Return each line of the listing that contains the string "Действие".

_Material provided_.
--

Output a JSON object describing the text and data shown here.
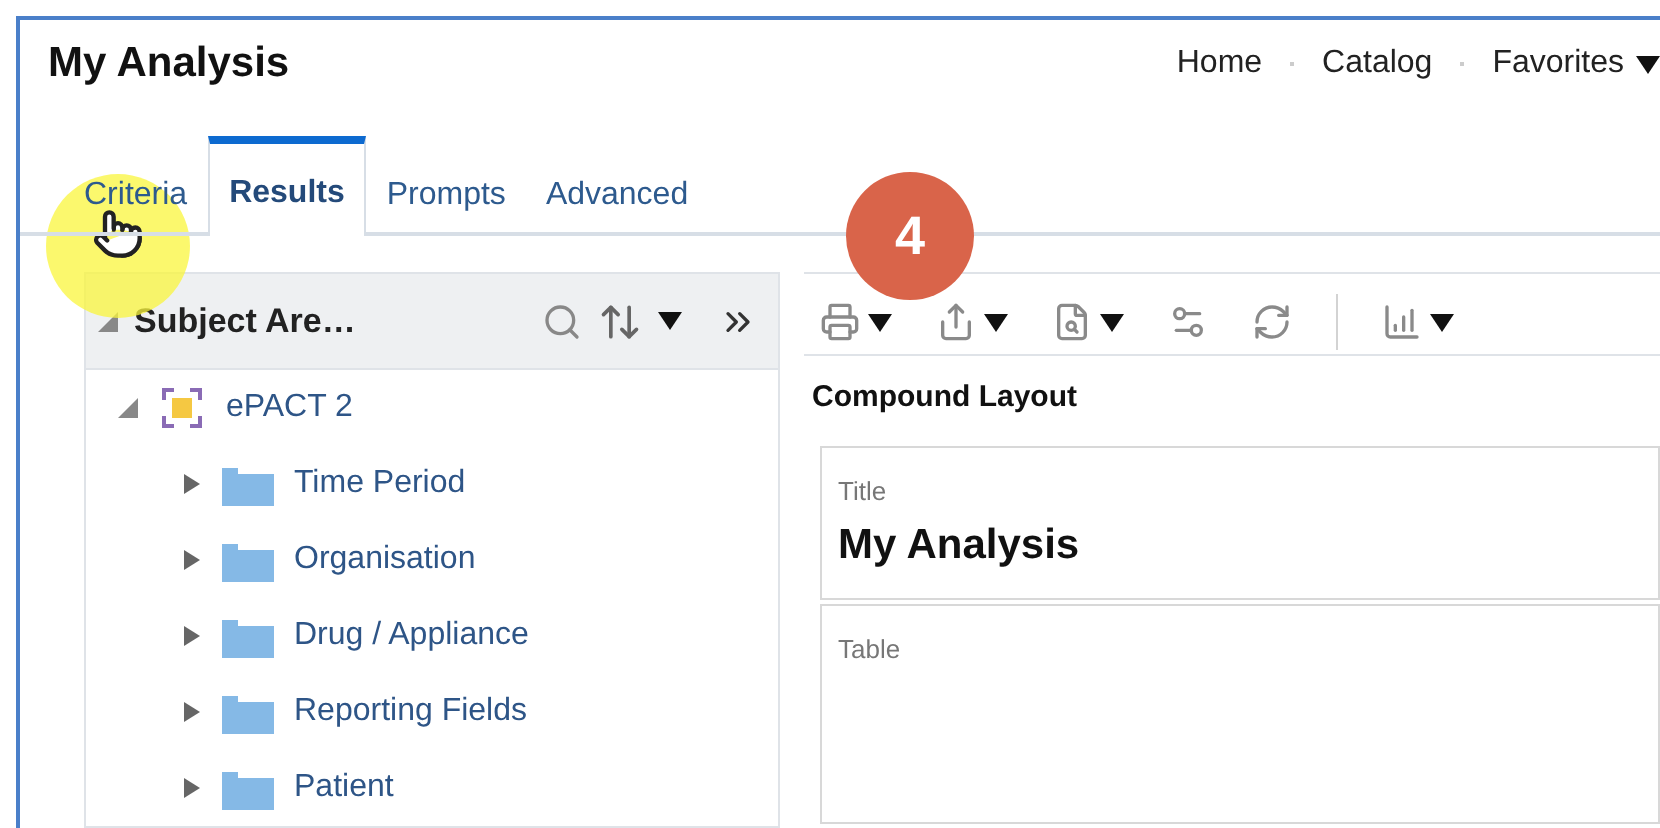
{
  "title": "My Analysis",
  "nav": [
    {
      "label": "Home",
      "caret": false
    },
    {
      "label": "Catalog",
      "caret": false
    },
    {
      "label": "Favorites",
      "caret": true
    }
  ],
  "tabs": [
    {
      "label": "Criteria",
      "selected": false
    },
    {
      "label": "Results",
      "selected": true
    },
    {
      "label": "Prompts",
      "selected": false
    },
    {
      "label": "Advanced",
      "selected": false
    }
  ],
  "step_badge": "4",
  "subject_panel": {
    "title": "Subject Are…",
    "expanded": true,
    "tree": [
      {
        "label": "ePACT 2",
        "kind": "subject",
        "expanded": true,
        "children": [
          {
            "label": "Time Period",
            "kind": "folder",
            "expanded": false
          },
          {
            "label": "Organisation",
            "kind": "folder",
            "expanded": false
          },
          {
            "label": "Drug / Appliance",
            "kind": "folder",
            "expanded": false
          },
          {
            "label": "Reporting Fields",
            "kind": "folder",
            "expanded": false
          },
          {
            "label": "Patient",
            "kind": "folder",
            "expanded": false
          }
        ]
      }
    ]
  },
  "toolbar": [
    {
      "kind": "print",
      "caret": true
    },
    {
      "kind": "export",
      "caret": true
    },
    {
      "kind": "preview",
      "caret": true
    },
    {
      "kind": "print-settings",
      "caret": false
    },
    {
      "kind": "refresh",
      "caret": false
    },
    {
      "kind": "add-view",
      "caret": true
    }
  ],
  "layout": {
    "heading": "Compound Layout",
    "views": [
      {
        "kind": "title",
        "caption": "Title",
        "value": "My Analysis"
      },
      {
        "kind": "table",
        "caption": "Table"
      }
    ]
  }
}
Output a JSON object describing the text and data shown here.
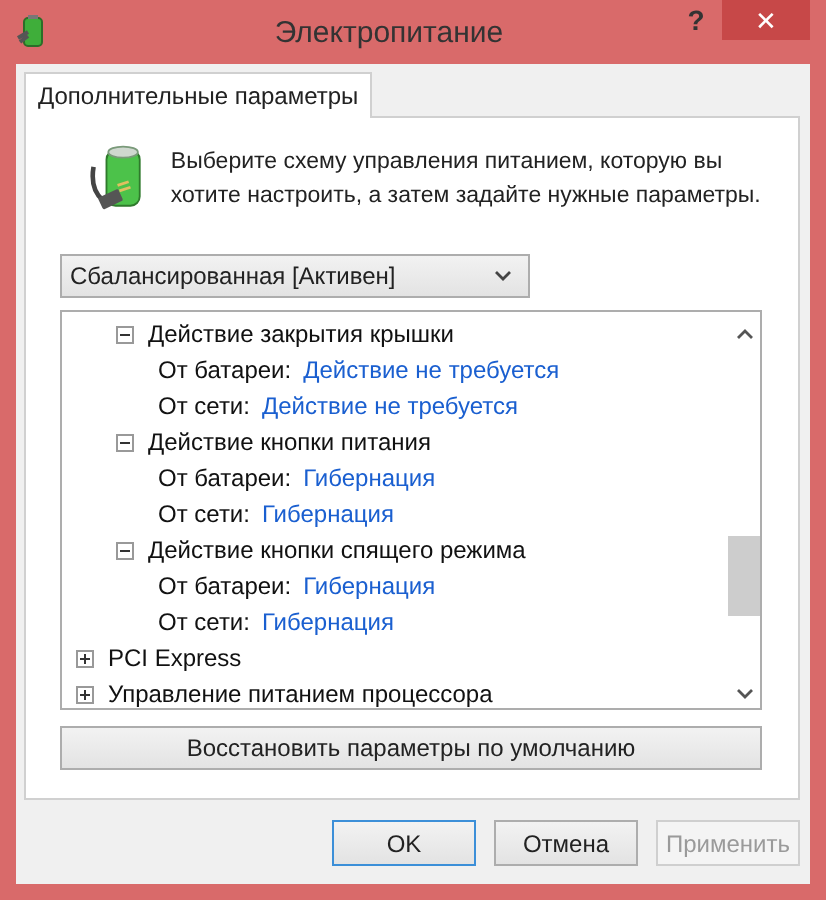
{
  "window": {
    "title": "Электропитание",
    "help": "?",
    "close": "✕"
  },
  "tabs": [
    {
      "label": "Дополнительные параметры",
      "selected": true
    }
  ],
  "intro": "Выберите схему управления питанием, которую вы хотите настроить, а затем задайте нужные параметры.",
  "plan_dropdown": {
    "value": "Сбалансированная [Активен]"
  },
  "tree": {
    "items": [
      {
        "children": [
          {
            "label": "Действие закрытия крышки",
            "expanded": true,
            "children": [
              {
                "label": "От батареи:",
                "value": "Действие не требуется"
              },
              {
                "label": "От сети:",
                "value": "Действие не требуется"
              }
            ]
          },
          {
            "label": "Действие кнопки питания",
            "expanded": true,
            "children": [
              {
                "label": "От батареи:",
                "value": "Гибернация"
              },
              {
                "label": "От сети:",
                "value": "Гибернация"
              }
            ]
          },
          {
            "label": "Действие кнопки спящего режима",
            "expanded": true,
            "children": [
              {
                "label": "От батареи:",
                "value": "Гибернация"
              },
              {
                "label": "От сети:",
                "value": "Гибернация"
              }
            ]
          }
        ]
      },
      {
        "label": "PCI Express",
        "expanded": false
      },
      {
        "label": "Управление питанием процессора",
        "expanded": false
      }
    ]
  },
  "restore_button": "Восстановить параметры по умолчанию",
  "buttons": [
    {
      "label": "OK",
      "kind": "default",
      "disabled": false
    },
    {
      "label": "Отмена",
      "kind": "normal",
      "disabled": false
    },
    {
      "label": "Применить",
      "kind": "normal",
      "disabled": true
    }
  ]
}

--

_Answer space_.
            "label": "Действие закрытия крышки",
                "value": "Действие не требуется"
                "value": "Действие не требуется"
            "label": "Действие кнопки питания",
            "label": "Действие кнопки спящего режима",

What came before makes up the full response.